For a small business dealing with large global clients, this can be an extremely time-consuming process we have to go through before we can even start any work. Before we get to this point, we have already completed a Request for Information (RFI) and a Request for Proposal (RFP), both of which can include requests for all sorts of detailed information including individual employees’ salaries (which we never disclose). We even had one that requested over 100 budgets for fictitious projects! As you can imagine, hours, days and weeks of effort can go into these.
Recently we received a new contract for review and signature that took us by surprise. To be honest, we were at that here we go again stage, expecting 90-day payment terms and clauses giving exclusive intellectual property rights on everything we do, whether or not it’s for them. But to our pleasant surprise they were nowhere to be found. It was probably the most fair and well-constructed contract we’ve received to date.
To keep within the terms of the agreement we have changed the details a little, but here are the highlights.
1. Payment Terms
30-day standard as well as the agreement to resolve any problems in invoicing within a very short period.
Payment terms are the usual contentious issue and it is not unusual to find 90-day payment terms from the date of invoice, which always seems a little unfair on having to wait for three months to be paid for work you started six months ago.
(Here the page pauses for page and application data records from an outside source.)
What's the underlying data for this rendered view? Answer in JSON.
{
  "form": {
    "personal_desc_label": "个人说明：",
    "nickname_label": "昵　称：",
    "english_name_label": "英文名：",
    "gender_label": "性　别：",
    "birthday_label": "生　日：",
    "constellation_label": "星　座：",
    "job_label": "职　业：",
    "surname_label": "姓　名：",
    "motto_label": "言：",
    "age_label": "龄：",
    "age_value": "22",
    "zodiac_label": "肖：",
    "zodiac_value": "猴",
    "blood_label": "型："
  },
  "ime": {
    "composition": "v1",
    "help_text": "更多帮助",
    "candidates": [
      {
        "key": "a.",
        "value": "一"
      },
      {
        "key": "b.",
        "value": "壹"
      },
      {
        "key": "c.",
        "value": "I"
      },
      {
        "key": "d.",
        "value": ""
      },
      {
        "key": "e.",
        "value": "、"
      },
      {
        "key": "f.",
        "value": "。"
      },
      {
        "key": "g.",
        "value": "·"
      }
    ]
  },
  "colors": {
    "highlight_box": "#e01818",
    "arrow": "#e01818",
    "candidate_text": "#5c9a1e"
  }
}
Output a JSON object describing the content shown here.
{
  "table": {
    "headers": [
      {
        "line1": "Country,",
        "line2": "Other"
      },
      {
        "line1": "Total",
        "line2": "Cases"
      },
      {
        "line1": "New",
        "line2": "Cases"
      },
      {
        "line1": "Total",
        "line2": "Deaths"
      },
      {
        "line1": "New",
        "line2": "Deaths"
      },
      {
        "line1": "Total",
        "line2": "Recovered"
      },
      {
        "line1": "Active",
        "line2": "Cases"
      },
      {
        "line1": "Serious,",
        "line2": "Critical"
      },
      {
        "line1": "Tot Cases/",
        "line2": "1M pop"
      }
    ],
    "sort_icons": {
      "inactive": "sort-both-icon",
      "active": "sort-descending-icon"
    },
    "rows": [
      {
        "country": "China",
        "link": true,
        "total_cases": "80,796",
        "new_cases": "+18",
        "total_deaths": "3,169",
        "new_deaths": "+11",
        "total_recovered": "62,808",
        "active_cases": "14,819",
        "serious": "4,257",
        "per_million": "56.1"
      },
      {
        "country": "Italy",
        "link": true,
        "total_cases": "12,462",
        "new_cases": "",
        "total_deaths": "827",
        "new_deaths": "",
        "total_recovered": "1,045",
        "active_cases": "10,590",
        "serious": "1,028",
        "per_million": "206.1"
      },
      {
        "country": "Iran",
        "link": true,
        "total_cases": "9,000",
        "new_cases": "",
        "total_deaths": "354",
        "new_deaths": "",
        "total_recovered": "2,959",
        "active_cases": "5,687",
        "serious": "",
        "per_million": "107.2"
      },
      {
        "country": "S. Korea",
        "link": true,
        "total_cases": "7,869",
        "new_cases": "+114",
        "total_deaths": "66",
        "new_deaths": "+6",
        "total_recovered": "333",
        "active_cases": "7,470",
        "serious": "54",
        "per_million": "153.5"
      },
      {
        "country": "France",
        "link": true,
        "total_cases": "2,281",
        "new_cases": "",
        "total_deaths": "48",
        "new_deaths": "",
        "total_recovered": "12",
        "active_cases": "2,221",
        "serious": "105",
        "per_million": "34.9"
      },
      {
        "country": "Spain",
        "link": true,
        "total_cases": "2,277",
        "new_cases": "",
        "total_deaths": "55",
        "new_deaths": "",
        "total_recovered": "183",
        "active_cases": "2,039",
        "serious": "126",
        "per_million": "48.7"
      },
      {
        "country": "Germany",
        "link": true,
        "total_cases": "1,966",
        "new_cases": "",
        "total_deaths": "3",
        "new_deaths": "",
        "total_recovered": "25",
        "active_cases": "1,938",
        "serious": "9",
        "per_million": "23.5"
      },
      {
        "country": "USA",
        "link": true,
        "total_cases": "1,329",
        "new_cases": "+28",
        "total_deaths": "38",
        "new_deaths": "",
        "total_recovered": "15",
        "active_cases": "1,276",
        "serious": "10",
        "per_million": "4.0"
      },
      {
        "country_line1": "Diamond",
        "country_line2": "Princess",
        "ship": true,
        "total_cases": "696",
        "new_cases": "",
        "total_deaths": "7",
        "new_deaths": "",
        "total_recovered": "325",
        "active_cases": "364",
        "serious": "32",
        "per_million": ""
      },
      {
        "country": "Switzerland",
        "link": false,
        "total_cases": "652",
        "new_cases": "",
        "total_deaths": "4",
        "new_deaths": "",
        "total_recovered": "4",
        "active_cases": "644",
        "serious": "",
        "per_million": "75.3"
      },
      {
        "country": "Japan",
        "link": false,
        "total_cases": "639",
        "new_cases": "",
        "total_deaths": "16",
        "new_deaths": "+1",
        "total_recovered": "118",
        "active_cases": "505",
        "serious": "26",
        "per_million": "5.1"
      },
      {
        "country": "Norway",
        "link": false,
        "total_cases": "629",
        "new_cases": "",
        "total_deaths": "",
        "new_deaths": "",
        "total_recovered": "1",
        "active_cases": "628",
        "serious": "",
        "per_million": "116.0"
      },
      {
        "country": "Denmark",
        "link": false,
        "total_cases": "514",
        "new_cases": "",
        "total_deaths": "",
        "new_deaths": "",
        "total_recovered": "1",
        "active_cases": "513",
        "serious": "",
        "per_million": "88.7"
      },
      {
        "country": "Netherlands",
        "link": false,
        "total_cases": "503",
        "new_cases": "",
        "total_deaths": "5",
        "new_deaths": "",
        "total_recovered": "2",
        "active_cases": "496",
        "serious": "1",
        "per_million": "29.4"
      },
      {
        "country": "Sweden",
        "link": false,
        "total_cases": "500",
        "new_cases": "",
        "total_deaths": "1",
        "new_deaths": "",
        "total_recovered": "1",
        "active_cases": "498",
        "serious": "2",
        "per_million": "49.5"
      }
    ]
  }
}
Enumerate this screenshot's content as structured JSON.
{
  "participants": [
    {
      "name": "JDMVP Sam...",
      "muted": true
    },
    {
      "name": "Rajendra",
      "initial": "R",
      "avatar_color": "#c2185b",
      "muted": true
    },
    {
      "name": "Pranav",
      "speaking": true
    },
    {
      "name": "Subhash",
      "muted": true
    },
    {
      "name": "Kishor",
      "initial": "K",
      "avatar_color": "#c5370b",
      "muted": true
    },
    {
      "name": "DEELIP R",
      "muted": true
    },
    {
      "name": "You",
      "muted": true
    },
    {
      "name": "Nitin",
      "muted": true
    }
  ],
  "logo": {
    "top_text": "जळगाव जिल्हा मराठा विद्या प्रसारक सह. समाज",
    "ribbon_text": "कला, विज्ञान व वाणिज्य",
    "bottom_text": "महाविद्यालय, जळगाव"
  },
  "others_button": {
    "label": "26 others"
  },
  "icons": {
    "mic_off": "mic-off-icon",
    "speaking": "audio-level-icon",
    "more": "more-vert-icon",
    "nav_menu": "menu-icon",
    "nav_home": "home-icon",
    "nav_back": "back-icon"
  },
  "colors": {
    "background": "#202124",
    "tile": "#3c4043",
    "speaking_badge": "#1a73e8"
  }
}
If only we could get our staff to agree to payments of their salaries in the same way.
This is straightforward: we have to cover our side and they cover theirs, all with realistic levels appropriate to our business.
Our broker reviews all our contracts and constantly points out we cannot insure our client’s liabilities, no matter if it is in a contract or not. Apparently this is UK law.
3. IPR (Intellectual property rights)
The contract demonstrated an understanding that the client cannot own all IPR, only on what we produce for them and then not always all of it. A simple example of this is when we are on a limited budget and the project needs the use of library photography. Surprisingly, they cannot have exclusive full worldwide rights! They also can not own the rights to the code of the software we use — we have asked Adobe but, astonishingly, they won’t hand it over!
We both have the right to terminate the contract under the same reasonable grounds.
This is very different to a 30-day notice period with no reason needed, where we have no rights whatsoever. So why are we discounting rates and signing a three-year deal?
5. Self promotion
All we need to do is ask for permission. It doesn’t mean we will get it, but it seems reasonable.
As we take these clauses very seriously, not being able to claim work that is in the public domain or even say we work with certain clients constrains our ability to offer stability, especially as prospective clients always ask who we work with and if we can share examples of what we’ve done. New work is the lifeline that keeps us all fed.
This was written in simple, easily digestible language that we understood straight away. There was very little ambiguity. Maybe someone has been taking advice from some of our health literacy work!
We would like to thank our client for such a straightforward way of doing business. Starting the working relationship on a positive, energetic note has resonated within the agency, and we look forward to doing some great work with them.